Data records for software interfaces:
********

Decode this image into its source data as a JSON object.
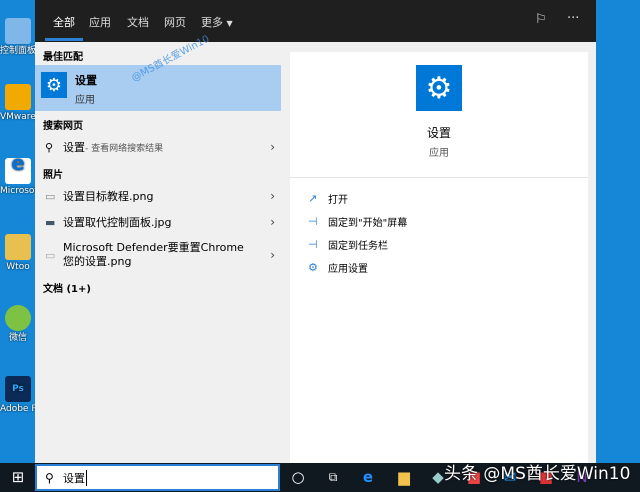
{
  "desktop": {
    "icons": [
      "控制面板",
      "VMware Workstation",
      "Microsoft Edge",
      "Wtoo",
      "微信",
      "Adobe Photoshop"
    ]
  },
  "tabs": [
    "全部",
    "应用",
    "文档",
    "网页",
    "更多"
  ],
  "left": {
    "best_match_header": "最佳匹配",
    "best_match": {
      "title": "设置",
      "subtitle": "应用"
    },
    "web_header": "搜索网页",
    "web_item": {
      "term": "设置",
      "suffix": " - 查看网络搜索结果"
    },
    "photos_header": "照片",
    "photos": [
      "设置目标教程.png",
      "设置取代控制面板.jpg",
      "Microsoft Defender要重置Chrome您的设置.png"
    ],
    "docs_header": "文档 (1+)"
  },
  "right": {
    "title": "设置",
    "subtitle": "应用",
    "actions": [
      "打开",
      "固定到\"开始\"屏幕",
      "固定到任务栏",
      "应用设置"
    ]
  },
  "watermark": "@MS酋长爱Win10",
  "taskbar": {
    "search_value": "设置",
    "watermark": "头条 @MS酋长爱Win10"
  },
  "colors": {
    "accent": "#0078d7",
    "desktop": "#1587d6",
    "highlight": "#a9cdf0"
  }
}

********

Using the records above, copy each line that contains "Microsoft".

      "Microsoft Edge",
      "Microsoft Defender要重置Chrome您的设置.png"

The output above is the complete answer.